__WORK INSTRUCTIONS__:
Please set down, exactly, the line with "Output a JSON" and all lines that follow it through the end of the records below.

__DATA TO USE__:
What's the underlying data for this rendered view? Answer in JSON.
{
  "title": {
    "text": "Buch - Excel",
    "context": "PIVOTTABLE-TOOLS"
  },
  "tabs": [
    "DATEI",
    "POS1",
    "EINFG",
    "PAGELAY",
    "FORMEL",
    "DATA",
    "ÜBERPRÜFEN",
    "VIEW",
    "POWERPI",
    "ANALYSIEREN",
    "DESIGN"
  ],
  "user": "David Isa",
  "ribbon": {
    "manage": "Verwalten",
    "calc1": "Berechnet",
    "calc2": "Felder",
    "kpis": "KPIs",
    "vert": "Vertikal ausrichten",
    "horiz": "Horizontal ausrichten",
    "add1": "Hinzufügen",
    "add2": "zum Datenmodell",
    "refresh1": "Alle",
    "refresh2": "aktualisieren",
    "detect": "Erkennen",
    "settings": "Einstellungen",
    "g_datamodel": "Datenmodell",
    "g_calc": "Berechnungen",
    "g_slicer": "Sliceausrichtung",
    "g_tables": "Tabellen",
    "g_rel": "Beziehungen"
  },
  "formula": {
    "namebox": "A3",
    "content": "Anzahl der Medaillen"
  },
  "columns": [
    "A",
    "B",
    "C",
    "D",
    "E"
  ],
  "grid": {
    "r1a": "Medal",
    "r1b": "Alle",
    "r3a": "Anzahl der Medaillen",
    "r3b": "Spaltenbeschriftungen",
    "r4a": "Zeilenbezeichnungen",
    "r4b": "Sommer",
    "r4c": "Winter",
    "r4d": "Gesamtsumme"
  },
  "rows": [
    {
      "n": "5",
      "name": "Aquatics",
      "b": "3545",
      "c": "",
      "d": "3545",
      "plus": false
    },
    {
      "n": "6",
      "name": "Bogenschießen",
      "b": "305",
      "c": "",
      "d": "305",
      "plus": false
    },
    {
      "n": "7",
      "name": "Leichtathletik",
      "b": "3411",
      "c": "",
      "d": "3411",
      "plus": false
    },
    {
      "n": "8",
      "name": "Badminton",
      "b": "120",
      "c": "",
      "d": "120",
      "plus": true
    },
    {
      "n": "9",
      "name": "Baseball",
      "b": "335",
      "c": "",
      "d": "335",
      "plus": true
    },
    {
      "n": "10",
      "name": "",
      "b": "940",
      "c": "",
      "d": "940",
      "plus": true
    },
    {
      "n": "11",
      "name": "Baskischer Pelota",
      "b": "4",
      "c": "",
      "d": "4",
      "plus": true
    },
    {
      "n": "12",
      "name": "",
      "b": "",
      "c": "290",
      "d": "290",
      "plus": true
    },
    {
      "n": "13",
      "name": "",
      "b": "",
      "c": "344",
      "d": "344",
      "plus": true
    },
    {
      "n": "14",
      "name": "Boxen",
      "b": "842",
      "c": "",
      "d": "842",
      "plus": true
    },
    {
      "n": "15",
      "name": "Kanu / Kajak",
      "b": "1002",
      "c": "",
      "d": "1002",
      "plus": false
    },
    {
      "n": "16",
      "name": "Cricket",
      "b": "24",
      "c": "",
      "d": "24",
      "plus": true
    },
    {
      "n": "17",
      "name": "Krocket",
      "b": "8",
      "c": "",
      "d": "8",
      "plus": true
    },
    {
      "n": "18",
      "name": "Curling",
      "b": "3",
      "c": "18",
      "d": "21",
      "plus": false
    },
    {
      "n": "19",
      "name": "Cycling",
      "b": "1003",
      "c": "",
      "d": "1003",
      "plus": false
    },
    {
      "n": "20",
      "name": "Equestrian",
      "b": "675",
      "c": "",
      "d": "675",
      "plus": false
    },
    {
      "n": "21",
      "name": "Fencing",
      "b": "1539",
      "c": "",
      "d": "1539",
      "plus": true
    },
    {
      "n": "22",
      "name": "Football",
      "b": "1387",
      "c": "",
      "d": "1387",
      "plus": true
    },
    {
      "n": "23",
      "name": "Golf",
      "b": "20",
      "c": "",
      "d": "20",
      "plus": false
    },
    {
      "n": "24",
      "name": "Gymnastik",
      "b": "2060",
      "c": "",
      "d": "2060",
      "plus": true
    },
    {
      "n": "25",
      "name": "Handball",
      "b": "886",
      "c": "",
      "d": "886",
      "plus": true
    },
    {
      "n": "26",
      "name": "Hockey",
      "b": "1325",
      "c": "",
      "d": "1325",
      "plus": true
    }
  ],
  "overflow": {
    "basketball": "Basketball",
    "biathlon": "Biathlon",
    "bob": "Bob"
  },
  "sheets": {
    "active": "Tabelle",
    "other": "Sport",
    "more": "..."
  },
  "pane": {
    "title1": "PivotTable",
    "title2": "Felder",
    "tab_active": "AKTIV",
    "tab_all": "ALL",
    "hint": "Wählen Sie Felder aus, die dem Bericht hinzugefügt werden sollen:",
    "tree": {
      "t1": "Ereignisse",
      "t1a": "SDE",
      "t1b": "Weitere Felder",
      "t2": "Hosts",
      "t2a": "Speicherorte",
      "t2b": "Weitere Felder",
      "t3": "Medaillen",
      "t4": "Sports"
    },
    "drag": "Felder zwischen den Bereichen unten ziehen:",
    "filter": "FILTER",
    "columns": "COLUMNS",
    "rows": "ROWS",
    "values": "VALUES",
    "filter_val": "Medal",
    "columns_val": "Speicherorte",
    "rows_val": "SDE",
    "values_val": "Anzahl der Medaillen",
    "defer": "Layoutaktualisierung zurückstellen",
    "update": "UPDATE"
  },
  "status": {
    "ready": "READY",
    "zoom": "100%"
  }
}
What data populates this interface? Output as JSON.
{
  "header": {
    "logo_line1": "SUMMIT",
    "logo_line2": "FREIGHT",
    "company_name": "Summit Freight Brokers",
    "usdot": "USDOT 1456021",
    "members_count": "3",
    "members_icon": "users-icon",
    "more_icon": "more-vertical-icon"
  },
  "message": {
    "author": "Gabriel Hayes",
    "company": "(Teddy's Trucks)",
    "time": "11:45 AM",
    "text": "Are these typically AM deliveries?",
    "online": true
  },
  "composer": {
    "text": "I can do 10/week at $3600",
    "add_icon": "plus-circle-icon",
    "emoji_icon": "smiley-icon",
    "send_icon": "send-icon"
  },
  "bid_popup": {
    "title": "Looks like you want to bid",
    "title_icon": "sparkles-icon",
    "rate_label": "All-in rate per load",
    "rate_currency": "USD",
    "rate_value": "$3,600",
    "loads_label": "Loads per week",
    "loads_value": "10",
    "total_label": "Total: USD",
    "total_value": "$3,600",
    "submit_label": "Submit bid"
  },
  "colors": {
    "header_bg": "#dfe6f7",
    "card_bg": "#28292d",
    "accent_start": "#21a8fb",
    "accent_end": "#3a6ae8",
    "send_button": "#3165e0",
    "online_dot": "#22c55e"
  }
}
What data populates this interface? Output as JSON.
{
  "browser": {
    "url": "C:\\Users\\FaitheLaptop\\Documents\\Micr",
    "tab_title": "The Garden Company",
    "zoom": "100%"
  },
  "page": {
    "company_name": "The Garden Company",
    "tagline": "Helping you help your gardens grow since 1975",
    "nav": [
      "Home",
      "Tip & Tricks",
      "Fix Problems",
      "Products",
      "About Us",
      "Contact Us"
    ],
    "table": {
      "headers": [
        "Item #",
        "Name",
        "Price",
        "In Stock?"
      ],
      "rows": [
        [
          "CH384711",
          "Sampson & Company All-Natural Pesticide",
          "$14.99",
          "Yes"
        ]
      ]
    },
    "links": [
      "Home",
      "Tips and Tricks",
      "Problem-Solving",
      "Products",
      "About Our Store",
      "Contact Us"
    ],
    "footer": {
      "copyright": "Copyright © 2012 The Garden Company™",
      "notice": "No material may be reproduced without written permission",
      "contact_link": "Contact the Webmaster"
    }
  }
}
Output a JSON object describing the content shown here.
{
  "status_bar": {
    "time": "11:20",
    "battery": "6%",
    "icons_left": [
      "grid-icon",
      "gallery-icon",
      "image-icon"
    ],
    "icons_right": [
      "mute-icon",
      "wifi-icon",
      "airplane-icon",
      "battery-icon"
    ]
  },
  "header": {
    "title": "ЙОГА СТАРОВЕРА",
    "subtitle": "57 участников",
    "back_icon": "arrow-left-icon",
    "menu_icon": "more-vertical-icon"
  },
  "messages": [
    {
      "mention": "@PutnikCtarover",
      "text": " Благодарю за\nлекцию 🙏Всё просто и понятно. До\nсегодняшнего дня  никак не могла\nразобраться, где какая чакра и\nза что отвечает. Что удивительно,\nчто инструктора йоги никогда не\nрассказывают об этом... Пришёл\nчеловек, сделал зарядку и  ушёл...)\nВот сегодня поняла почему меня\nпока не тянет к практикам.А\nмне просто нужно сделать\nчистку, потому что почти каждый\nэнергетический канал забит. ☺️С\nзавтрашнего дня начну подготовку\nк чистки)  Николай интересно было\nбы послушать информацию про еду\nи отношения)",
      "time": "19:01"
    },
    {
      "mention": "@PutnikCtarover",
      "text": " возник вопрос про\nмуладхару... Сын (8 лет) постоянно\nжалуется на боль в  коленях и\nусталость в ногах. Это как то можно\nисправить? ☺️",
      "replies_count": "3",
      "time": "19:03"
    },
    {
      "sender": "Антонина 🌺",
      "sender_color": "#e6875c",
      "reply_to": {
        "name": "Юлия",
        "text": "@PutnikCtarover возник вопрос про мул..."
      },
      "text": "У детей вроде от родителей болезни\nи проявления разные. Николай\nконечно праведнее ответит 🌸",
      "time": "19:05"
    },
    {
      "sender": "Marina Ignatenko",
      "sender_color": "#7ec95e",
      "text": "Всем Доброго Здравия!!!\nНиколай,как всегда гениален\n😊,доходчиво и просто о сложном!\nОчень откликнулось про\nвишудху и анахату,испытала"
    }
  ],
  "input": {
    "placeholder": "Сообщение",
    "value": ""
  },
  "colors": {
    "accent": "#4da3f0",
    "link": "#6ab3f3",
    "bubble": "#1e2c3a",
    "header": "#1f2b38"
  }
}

__YOUR SOLUTION__:
Output a JSON object describing the content shown here.
{
  "status_bar": {
    "time": "11:20",
    "battery": "6%",
    "icons_left": [
      "grid-icon",
      "gallery-icon",
      "image-icon"
    ],
    "icons_right": [
      "mute-icon",
      "wifi-icon",
      "airplane-icon",
      "battery-icon"
    ]
  },
  "header": {
    "title": "ЙОГА СТАРОВЕРА",
    "subtitle": "57 участников",
    "back_icon": "arrow-left-icon",
    "menu_icon": "more-vertical-icon"
  },
  "messages": [
    {
      "mention": "@PutnikCtarover",
      "text": " Благодарю за\nлекцию 🙏Всё просто и понятно. До\nсегодняшнего дня  никак не могла\nразобраться, где какая чакра и\nза что отвечает. Что удивительно,\nчто инструктора йоги никогда не\nрассказывают об этом... Пришёл\nчеловек, сделал зарядку и  ушёл...)\nВот сегодня поняла почему меня\nпока не тянет к практикам.А\nмне просто нужно сделать\nчистку, потому что почти каждый\nэнергетический канал забит. ☺️С\nзавтрашнего дня начну подготовку\nк чистки)  Николай интересно было\nбы послушать информацию про еду\nи отношения)",
      "time": "19:01"
    },
    {
      "mention": "@PutnikCtarover",
      "text": " возник вопрос про\nмуладхару... Сын (8 лет) постоянно\nжалуется на боль в  коленях и\nусталость в ногах. Это как то можно\nисправить? ☺️",
      "replies_count": "3",
      "time": "19:03"
    },
    {
      "sender": "Антонина 🌺",
      "sender_color": "#e6875c",
      "reply_to": {
        "name": "Юлия",
        "text": "@PutnikCtarover возник вопрос про мул..."
      },
      "text": "У детей вроде от родителей болезни\nи проявления разные. Николай\nконечно праведнее ответит 🌸",
      "time": "19:05"
    },
    {
      "sender": "Marina Ignatenko",
      "sender_color": "#7ec95e",
      "text": "Всем Доброго Здравия!!!\nНиколай,как всегда гениален\n😊,доходчиво и просто о сложном!\nОчень откликнулось про\nвишудху и анахату,испытала"
    }
  ],
  "input": {
    "placeholder": "Сообщение",
    "value": ""
  },
  "colors": {
    "accent": "#4da3f0",
    "link": "#6ab3f3",
    "bubble": "#1e2c3a",
    "header": "#1f2b38"
  }
}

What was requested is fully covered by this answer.